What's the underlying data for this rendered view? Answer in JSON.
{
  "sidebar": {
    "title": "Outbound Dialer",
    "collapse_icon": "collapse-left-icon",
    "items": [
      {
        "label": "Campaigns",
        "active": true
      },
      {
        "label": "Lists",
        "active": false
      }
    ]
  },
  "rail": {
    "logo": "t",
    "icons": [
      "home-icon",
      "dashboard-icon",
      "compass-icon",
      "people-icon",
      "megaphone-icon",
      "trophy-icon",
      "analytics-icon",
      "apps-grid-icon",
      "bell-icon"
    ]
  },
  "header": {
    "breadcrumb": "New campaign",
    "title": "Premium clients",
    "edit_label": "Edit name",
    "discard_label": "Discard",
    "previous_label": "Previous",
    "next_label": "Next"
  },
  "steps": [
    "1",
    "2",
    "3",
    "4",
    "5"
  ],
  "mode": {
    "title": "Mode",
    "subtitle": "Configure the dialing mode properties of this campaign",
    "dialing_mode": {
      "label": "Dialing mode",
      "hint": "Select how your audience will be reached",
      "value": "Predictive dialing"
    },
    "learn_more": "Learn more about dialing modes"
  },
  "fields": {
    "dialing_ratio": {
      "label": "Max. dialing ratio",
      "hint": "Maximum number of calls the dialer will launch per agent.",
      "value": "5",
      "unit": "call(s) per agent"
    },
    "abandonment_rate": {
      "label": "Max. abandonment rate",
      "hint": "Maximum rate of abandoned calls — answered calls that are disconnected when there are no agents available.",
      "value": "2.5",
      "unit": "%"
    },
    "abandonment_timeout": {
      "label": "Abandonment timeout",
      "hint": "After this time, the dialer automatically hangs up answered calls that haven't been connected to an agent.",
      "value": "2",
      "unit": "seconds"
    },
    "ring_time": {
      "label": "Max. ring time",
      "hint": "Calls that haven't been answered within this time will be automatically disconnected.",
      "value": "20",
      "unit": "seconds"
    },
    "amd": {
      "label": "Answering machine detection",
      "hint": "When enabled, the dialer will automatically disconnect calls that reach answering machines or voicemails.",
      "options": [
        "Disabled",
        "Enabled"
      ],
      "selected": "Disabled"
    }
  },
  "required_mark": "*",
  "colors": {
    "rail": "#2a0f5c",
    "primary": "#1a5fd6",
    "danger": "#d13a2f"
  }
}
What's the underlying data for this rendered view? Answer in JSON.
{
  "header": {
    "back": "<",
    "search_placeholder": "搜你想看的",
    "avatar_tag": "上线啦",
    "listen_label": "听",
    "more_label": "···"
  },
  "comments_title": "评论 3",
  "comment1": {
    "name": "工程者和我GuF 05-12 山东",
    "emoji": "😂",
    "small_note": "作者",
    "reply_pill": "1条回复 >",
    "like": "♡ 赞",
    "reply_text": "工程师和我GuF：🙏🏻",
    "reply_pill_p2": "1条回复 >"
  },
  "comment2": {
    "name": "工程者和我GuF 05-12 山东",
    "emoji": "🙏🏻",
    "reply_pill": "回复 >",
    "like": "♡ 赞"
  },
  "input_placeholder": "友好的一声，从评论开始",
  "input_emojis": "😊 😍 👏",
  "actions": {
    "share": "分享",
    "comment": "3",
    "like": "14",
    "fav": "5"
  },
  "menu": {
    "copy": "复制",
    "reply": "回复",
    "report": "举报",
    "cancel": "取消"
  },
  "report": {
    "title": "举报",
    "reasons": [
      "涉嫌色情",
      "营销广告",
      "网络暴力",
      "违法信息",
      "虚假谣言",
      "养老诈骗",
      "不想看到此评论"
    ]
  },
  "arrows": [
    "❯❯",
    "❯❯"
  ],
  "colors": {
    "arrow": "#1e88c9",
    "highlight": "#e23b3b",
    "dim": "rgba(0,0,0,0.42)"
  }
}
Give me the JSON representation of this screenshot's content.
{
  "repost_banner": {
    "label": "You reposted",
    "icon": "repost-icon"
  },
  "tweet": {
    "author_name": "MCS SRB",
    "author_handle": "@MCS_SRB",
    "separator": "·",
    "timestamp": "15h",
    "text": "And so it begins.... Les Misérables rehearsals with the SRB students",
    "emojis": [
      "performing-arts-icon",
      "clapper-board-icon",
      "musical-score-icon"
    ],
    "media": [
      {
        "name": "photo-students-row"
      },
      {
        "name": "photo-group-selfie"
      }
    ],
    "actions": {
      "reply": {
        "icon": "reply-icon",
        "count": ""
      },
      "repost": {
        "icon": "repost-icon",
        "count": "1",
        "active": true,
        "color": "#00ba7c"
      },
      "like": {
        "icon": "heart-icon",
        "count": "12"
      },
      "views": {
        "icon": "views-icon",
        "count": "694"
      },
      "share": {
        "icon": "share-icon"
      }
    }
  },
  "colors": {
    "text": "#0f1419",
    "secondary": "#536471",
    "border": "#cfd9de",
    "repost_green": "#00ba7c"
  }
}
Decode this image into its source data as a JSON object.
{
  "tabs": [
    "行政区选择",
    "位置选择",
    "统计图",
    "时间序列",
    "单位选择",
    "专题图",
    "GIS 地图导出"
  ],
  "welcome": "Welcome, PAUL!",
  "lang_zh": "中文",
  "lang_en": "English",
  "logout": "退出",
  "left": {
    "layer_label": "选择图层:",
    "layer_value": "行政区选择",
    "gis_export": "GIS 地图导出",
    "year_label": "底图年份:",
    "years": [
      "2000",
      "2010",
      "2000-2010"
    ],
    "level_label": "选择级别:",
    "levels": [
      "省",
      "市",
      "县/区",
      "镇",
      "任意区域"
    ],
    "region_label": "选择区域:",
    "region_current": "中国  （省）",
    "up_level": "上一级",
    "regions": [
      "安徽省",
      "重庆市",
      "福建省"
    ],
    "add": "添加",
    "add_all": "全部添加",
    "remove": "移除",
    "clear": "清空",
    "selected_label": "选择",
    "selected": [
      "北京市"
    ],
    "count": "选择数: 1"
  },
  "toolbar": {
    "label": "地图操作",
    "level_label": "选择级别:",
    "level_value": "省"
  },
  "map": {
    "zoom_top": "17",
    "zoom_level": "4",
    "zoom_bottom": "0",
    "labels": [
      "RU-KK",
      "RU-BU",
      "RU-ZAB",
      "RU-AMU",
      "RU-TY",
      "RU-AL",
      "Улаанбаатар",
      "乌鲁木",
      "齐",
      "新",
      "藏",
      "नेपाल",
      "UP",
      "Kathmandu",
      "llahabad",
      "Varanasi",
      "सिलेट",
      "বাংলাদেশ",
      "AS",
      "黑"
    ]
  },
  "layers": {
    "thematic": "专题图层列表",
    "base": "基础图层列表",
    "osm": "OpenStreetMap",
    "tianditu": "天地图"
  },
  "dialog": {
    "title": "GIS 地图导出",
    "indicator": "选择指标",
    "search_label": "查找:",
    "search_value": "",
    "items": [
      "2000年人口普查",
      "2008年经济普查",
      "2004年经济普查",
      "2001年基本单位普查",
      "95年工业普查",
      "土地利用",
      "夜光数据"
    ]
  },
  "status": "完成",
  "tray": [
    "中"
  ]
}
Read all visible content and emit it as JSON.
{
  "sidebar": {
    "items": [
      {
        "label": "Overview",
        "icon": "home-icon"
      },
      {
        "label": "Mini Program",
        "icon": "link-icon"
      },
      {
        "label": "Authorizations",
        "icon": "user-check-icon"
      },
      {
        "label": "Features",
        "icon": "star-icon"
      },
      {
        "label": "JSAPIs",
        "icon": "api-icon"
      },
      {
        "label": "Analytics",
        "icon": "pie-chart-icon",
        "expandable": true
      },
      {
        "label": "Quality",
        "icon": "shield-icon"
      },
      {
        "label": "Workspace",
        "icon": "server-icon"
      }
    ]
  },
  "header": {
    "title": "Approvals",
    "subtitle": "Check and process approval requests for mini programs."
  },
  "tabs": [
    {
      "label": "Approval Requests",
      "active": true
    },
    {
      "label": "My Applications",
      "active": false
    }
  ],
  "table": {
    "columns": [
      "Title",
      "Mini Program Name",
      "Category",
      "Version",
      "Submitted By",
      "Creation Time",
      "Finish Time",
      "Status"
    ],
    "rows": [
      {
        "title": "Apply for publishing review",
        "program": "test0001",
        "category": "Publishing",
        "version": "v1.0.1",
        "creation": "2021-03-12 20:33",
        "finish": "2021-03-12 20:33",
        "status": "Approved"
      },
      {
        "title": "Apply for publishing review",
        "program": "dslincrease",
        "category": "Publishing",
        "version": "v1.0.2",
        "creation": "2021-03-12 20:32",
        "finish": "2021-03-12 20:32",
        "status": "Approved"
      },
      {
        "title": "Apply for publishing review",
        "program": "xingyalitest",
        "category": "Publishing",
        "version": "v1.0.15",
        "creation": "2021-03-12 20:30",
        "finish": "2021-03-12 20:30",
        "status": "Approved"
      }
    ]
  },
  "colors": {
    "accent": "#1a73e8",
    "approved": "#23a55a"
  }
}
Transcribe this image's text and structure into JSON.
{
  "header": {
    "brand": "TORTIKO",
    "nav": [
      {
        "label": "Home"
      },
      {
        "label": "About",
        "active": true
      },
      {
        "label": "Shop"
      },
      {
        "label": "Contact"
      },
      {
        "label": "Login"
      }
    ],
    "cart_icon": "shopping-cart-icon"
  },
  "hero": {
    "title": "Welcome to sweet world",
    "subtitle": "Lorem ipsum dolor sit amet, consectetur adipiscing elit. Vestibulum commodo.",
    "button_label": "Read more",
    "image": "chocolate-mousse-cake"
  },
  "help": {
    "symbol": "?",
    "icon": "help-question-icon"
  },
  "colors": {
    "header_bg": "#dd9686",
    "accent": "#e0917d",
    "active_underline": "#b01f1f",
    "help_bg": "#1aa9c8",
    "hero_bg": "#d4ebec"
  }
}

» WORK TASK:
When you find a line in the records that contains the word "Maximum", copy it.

» RESPONSE BELOW:
      "hint": "Maximum number of calls the dialer will launch per agent.",
      "hint": "Maximum rate of abandoned calls — answered calls that are disconnected when there are no agents available.",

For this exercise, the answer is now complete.